Solar Financing Options

Are you planning to install a solar system on your house or business property but do not know how to finance it? Perhaps you’re debating on whether to purchase the expensive equipment outright or apply for a more accessible solar financing plan. The good news is that, though going solar is expensive, the prices of solar photovoltaic (PV) system have come down dramatically in recent years. Moreover, there are more financial options available for the customer in order to augment the savings of the system for years to come. But choosing from so many different packages has become increasingly difficult. This article will enable you to make the correct decisions about financing solar.

Solar Leases:

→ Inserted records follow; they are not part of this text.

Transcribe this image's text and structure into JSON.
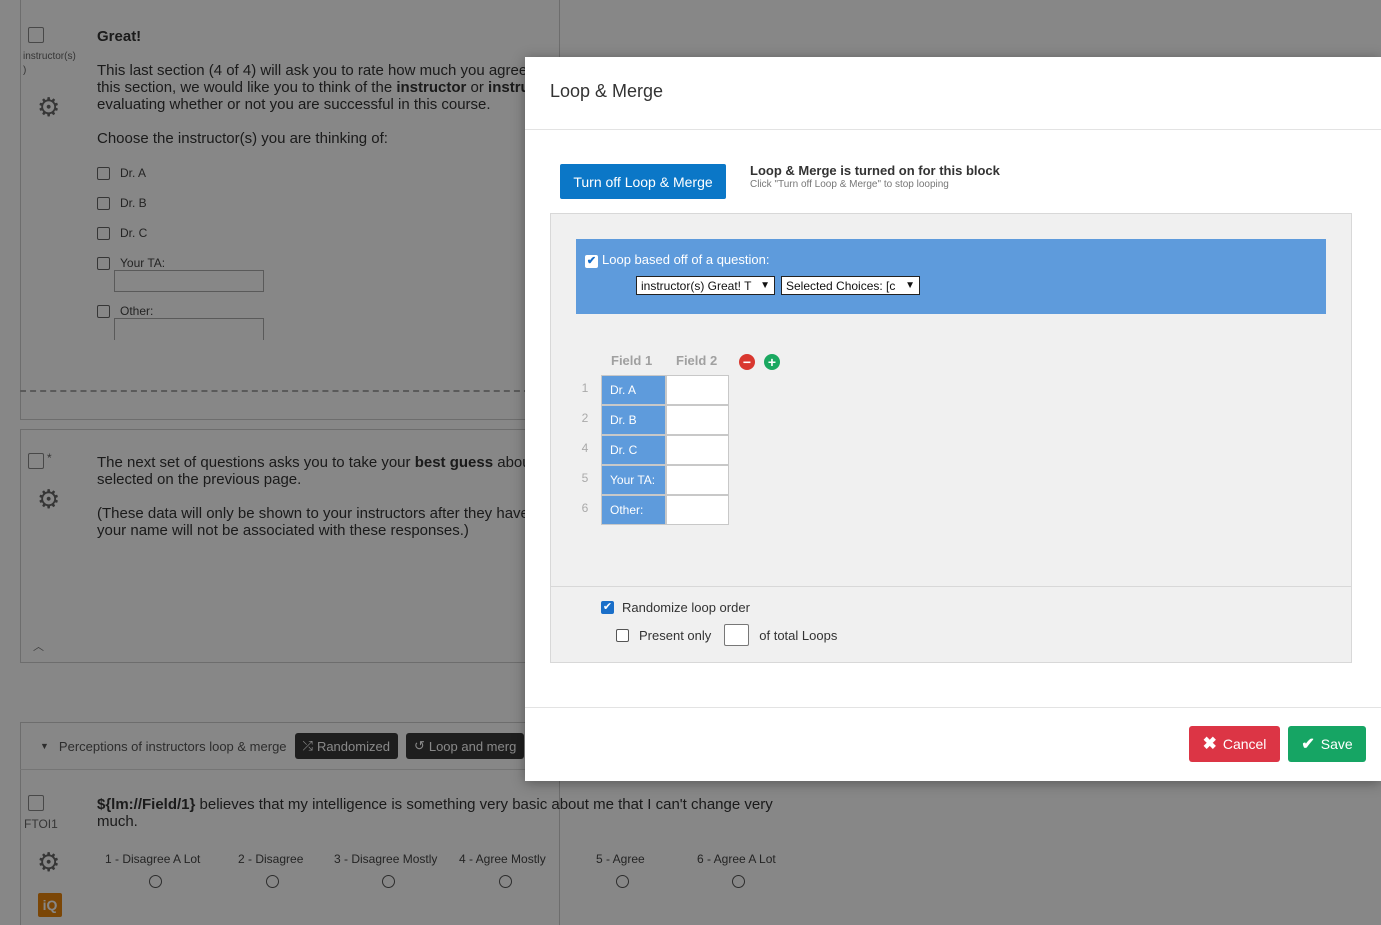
{
  "background": {
    "q1": {
      "id_label": "instructor(s)",
      "title": "Great!",
      "paragraph1_pre": "This last section (4 of 4) will ask you to rate how much you agree",
      "paragraph1_line2_pre": "this section, we would like you to think of the ",
      "paragraph1_bold1": "instructor",
      "paragraph1_mid": " or ",
      "paragraph1_bold2": "instru",
      "paragraph1_line3": "evaluating whether or not you are successful in this course.",
      "prompt": "Choose the instructor(s) you are thinking of:",
      "choices": [
        "Dr. A",
        "Dr. B",
        "Dr. C",
        "Your TA:",
        "Other:"
      ]
    },
    "q2": {
      "id_label": "*",
      "line1_pre": "The next set of questions asks you to take your ",
      "line1_bold": "best guess",
      "line1_post": " abou",
      "line2": "selected on the previous page.",
      "line3": "(These data will only be shown to your instructors after they have",
      "line4": "your name will not be associated with these responses.)"
    },
    "block": {
      "name": "Perceptions of instructors loop & merge",
      "randomized_label": "Randomized",
      "loop_label": "Loop and merg"
    },
    "q3": {
      "id_label": "FTOI1",
      "text_bold": "${lm://Field/1}",
      "text_line1": " believes that my intelligence is something very basic about me that I can't change very",
      "text_line2": "much.",
      "scale": [
        "1 - Disagree A Lot",
        "2 - Disagree",
        "3 - Disagree Mostly",
        "4 - Agree Mostly",
        "5 - Agree",
        "6 - Agree A Lot"
      ]
    },
    "iq_badge": "iQ"
  },
  "modal": {
    "title": "Loop & Merge",
    "turn_off_button": "Turn off Loop & Merge",
    "status_heading": "Loop & Merge is turned on for this block",
    "status_sub": "Click \"Turn off Loop & Merge\" to stop looping",
    "loop_based_label": "Loop based off of a question:",
    "question_select": "instructor(s) Great! T",
    "choices_select": "Selected Choices: [c",
    "field_headers": [
      "Field 1",
      "Field 2"
    ],
    "rows": [
      {
        "num": "1",
        "field1": "Dr. A",
        "field2": ""
      },
      {
        "num": "2",
        "field1": "Dr. B",
        "field2": ""
      },
      {
        "num": "4",
        "field1": "Dr. C",
        "field2": ""
      },
      {
        "num": "5",
        "field1": "Your TA:",
        "field2": ""
      },
      {
        "num": "6",
        "field1": "Other:",
        "field2": ""
      }
    ],
    "randomize_label": "Randomize loop order",
    "randomize_checked": true,
    "present_only_label": "Present only",
    "present_only_checked": false,
    "present_count": "",
    "of_total_label": "of total Loops",
    "cancel_label": "Cancel",
    "save_label": "Save"
  },
  "colors": {
    "primary": "#0b77c7",
    "loop_blue": "#5e9bdc",
    "cancel_red": "#dc3545",
    "save_green": "#16a564",
    "remove_red": "#d9372f",
    "add_green": "#1aa860"
  }
}
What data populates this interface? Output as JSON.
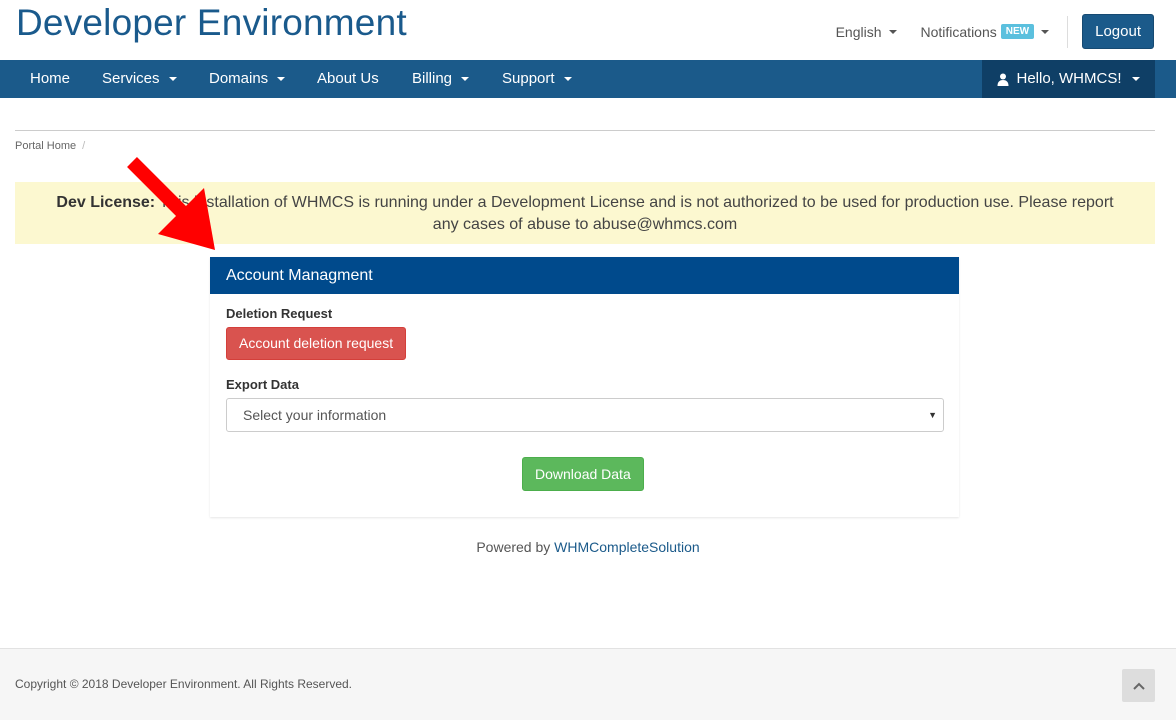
{
  "header": {
    "site_title": "Developer Environment",
    "language": "English",
    "notifications": "Notifications",
    "notifications_badge": "NEW",
    "logout": "Logout"
  },
  "nav": {
    "items": [
      {
        "label": "Home",
        "has_caret": false
      },
      {
        "label": "Services",
        "has_caret": true
      },
      {
        "label": "Domains",
        "has_caret": true
      },
      {
        "label": "About Us",
        "has_caret": false
      },
      {
        "label": "Billing",
        "has_caret": true
      },
      {
        "label": "Support",
        "has_caret": true
      }
    ],
    "user_menu": "Hello, WHMCS!"
  },
  "breadcrumb": {
    "home": "Portal Home",
    "separator": "/"
  },
  "alert": {
    "bold": "Dev License:",
    "text": " This installation of WHMCS is running under a Development License and is not authorized to be used for production use. Please report any cases of abuse to abuse@whmcs.com"
  },
  "panel": {
    "title": "Account Managment",
    "deletion_label": "Deletion Request",
    "deletion_button": "Account deletion request",
    "export_label": "Export Data",
    "export_select_value": "Select your information",
    "download_button": "Download Data"
  },
  "powered": {
    "prefix": "Powered by ",
    "link": "WHMCompleteSolution"
  },
  "footer": {
    "copyright": "Copyright © 2018 Developer Environment. All Rights Reserved."
  },
  "colors": {
    "brand": "#1b5a8a",
    "panel_header": "#004a8c",
    "danger": "#d9534f",
    "success": "#5cb85c",
    "alert_bg": "#fcf8d0",
    "annotation_arrow": "#ff0000"
  },
  "icons": {
    "user": "user-icon",
    "back_to_top": "chevron-up-icon",
    "annotation": "red-arrow-annotation"
  }
}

Solar Lease is the most common way to finance a solar photovoltaic system. Sometimes called third-party ownership, a solar lease is a long-term contract between the customer and third party – usually a solar leasing company for installing, owning and operating the solar system on the owner’s property. The customer consumes whatever electricity is generated by the leased solar system, sells any of the excess electricity to the grid and pay for any electricity consumed beyond what the solar system generates. The benefits of a solar lease include skipping the upfront cost and if mentioned in the contract, transferring the operations and maintenance responsibilities to the third-party leasing company. Generally, the electricity savings are greater than lease costs, making it a constructive transaction.

Power Purchase Agreements (PPA):

Under this scheme, the third-party owner installs, owns and maintains a solar system on customer’s property. The customer buys the energy generated by the solar system on a per kilowatt-hour basis for the length of the contract term, at rates competitive with the retail electricity rates. The benefits of PPA include skipping the upfront cost and insulation from the possible increase in electricity rates. Ideally, per kilowatt-hour rate will be less than the retail electricity rate, making it a cash-positive transaction from day one. Since it is a solar lease, the consumer does not own the system, so any applicable state or federal tax credits will be directed to the third-party solar leasing company.

Solar Loans:

Solar loans are becoming another popular way of financing solar photovoltaic (PV) system. Similar to leases and PPAs, the customer pays the system’s cost over a period of time, but unlike leases and PPAs, he gets to retain the ownership of the system. Solar loans are offered by a number of lending institutions including solar manufacturers, banks and credit unions, state green banks and financing programs, housing investment funds, and utilities. Because the customer gets to ‘own’ the system, he can benefit directly from state and federal incentives. On the other hand, he is also responsible for maintaining the system and incurring any liabilities that come with ownership.

Property assessed clean energy (PACE):

Property assessed clean energy (PACE) helps customers finance a solar system and pay it back over time through their property taxes. It is a voluntary program wherein homeowner or business owner will receive help from the local government to cover up the upfront cost of the solar equipment and in return will repay through a special evaluation on their property tax over a period of years or decades. In other words, the finance is secured in lieu on the property. PACE has several benefits as it can enhance property value and save customers money by reducing energy costs.